Like many people working in large cities, one of the worst parts of Aaron Fleming-Saheed's job as an electrician in south-west London was the commute. He lived across the city and was struggling to make it to work on time thanks to repeated delays on public transport.
A friend recommended he invest in a bike to get to work. Aaron was 36 at the time and hadn't ridden a bike since he was a child. ‘I don't have a long history or love affair with bikes,’ he says. ‘I wasn't tinkering in sheds with bikes. And the roads were deemed quite dangerous.’ Still, he was convinced and bought his first bike for £350. ‘I started cycling to site with my tools on my back,’ he says.
Aaron enjoyed the freedom that the bike gave him and didn't want to work for other people any more. He felt the bike could help him set up his own business acting as a traveling electrician, visiting homes across London. ‘I'd got used to carrying the tools in my bag,’ he says. ‘It wasn't too much to ask to stick some materials into pannier bags and go out and start the business from that.’
In 2017, he launched Cycling Sparks. He kept the business low-tech, with low overheads. Every morning, Aaron would take on his jobs for the day and cycle to them, the equipment strapped to his bike and his back.
Wheels in motion
By 2019, Aaron wanted to expand. The strain of cycling with all that equipment meant he had a relatively tight radius around his home for potential customers. That desire to grow happened to coincide with the announcement of new UK government grants to buy electric cargo bikes. Aaron applied for one of the grants and was accepted. ‘That took all the strain out of it,’ he says. ‘I could go further and carry more gear, which meant I could extend my range of services to customers.’
Cycling Sparks continued to grow as a one-man band for another two years until Aaron became too busy to meet demand. ‘I thought: well, OK, I've been out here on my own, pushing this idea. Why not take it to the next level?’ he says. Aaron bought a fleet of e-cargo bikes and hired other electricians. Now, the company has one full-time rider alongside Aaron and two part-time electricians, fixing problems, wiring sockets and installing equipment around London.
‘From a business perspective, what I've enjoyed the most is growing and developing my own business,’ he says. It's a far cry from the days of cycling miles in the pouring rain – moments that Aaron calls some of the toughest in building his business. Now, his daily routine involves making sure that his staff know which jobs they're carrying out and that they have all the materials needed, fielding new inquiries for business and providing quotes, and making site visits to check that the standard of work remains high.
Aaron's business has been comparatively insulated from some of the economic headwinds and challenges that have blighted and buckled other companies. ‘Bicycles are these incredibly robust tools,’ he says. The rising cost of fuel, alongside material shortages that hit the UK in 2021 and 2022, haven't affected Cycling Sparks. ‘All my other trade friends had to queue up for hours just to fill up to get to work,’ he says. ‘I just didn't think about it at all.’

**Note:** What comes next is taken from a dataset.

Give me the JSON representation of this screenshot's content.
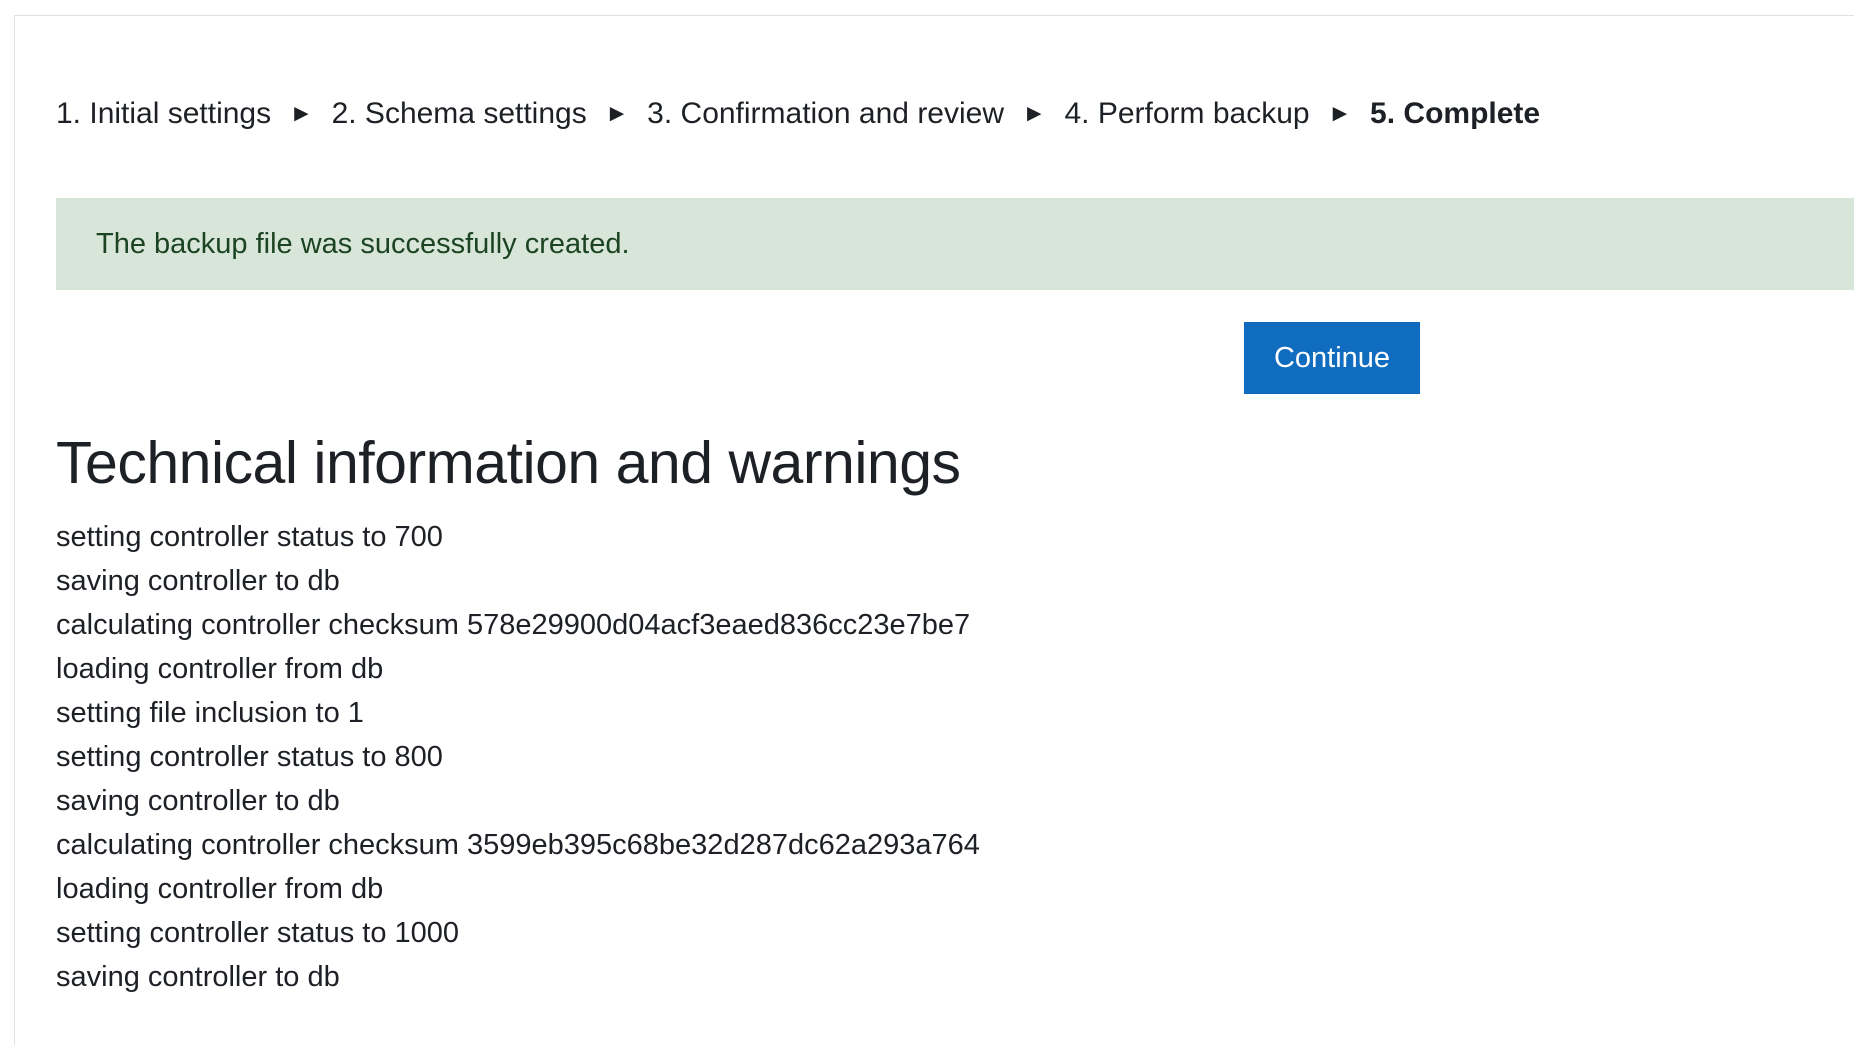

Likewise, the encroachment of London's ultra-low emission zones hasn't impacted Aaron's ability to travel around the capital in the same way those tradespeople operating in vehicles have been.
‘The hardest bit was the beginning – just starting, figuring it all out and seeing if this [would] work,’ he says. He can remember thinking about whether it was viable as a business. ‘That was the biggest challenge, when it was just me on my own with the backpack full of tools and materials thinking: is this going to work? That was probably the hardest bit, but that didn't last that long.’